How it works: Lyrica reduces pain and improves function in patients with fibromyalgia. The mechanism of action is unknown, but there is some data suggesting that it has effects on the release of neurotransmitters in the brain. Neurotransmitters are chemicals in the brain that transmit signals from one neuron to another. People with fibromyalgia experience pain differently than people who don’t have the condition. Treatment with Lyrica reduces the level of pain in some patients.
Effectiveness: The effectiveness of Lyrica in treating fibromyalgia was established in two randomized, placebo-controlled trials of approximately 1800 people. These trials showed that treatment with Lyrica in doses of 300-450 mg per day reduced pain and improved function in patients with fibromyalgia. They also demonstrated that symptoms of fibromyalgia worsened when Lyrica was withdrawn.
Safety: The most common side effects of Lyrica include dizziness and sleepiness, blurry vision, weight gain, trouble concentrating, swelling of the hands and feet, and dry mouth. Allergic reactions can also occur. These are rare, but potentially serious. FDA advises patients to talk with their doctors about whether using Lyrica will impair their ability to drive.
Walking, jogging, biking, gently stretching muscles, and other exercises also can be helpful.
People with fibromyalgia may find relief of symptoms with pain relievers, sleep medicines, antidepressants, muscle relaxants, and anti-seizure medications. But medication is just one part of the treatment approach.
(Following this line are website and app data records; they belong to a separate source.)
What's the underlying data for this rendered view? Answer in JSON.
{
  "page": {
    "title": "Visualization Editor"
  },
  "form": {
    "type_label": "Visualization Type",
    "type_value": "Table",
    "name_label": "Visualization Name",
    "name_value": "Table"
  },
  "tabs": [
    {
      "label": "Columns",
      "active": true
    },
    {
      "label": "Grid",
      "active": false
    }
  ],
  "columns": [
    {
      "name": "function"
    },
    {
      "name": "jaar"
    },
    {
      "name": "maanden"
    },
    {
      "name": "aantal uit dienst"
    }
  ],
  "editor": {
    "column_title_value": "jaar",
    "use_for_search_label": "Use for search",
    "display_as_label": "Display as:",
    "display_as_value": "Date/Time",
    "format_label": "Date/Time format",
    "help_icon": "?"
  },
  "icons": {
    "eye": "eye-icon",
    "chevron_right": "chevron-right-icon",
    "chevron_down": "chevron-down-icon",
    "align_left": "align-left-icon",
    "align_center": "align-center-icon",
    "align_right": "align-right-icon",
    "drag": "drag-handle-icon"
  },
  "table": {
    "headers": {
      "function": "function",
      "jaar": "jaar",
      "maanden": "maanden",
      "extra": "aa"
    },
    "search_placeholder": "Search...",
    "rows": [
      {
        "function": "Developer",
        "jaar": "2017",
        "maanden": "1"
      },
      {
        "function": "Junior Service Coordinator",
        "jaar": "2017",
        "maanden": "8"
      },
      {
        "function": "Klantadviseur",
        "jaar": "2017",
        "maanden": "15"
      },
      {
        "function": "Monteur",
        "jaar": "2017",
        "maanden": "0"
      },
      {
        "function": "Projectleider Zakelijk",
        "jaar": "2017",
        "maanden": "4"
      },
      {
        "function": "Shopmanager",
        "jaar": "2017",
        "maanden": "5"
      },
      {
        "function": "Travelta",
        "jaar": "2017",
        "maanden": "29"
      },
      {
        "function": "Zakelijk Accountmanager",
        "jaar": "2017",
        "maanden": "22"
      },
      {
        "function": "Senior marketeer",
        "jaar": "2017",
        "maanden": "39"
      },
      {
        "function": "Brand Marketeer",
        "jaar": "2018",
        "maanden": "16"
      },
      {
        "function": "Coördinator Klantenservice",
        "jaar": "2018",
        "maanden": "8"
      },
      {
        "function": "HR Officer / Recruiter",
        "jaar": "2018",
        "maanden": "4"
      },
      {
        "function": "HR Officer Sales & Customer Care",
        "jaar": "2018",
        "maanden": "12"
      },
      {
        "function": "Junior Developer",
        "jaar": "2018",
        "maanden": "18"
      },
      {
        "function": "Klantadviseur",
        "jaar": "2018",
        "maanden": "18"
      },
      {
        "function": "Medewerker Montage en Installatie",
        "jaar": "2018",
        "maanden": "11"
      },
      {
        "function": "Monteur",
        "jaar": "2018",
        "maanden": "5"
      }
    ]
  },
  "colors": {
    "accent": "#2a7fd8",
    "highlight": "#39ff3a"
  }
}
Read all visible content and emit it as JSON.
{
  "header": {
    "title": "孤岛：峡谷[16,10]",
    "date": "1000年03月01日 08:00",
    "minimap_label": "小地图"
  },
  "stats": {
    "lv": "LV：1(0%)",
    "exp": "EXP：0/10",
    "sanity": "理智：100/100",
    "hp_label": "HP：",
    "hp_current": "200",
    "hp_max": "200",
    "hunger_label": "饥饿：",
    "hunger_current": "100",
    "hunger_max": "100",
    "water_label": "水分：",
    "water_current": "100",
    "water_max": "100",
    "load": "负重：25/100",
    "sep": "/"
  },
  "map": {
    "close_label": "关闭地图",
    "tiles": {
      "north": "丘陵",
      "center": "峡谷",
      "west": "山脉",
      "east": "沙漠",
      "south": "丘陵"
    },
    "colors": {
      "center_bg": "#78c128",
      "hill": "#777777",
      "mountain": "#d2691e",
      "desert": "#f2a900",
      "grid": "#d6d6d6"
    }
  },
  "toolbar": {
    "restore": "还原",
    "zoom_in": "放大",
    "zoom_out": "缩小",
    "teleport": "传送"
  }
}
What helped Matallana was a combination of medicines for pain and sleep, treatment for some of the overlapping conditions like migraines and irritable bowel syndrome, and a combination of water therapy, massage and yoga. Walking, jogging, biking, gently stretching muscles, and other exercises also can be helpful.
Emotional support also is essential, Matallana says. “My husband always believed me, and when you have that kind of support it makes a difference. It’s really about facing chronic pain for the rest of your life. So dealing with the emotional impact and not just the physical side is very important.”
I am 60 and have been dealing with Fybromyalgia for most of my life. Children as young as 2 have been diagnosed with it. I think I have finally found something to help me. I have been on the low oxalate diet for 3 weeks and I am a lot better. My energy level is up and my pain is a lot better. I plan to make this diet a permanent thing in my life. Doylene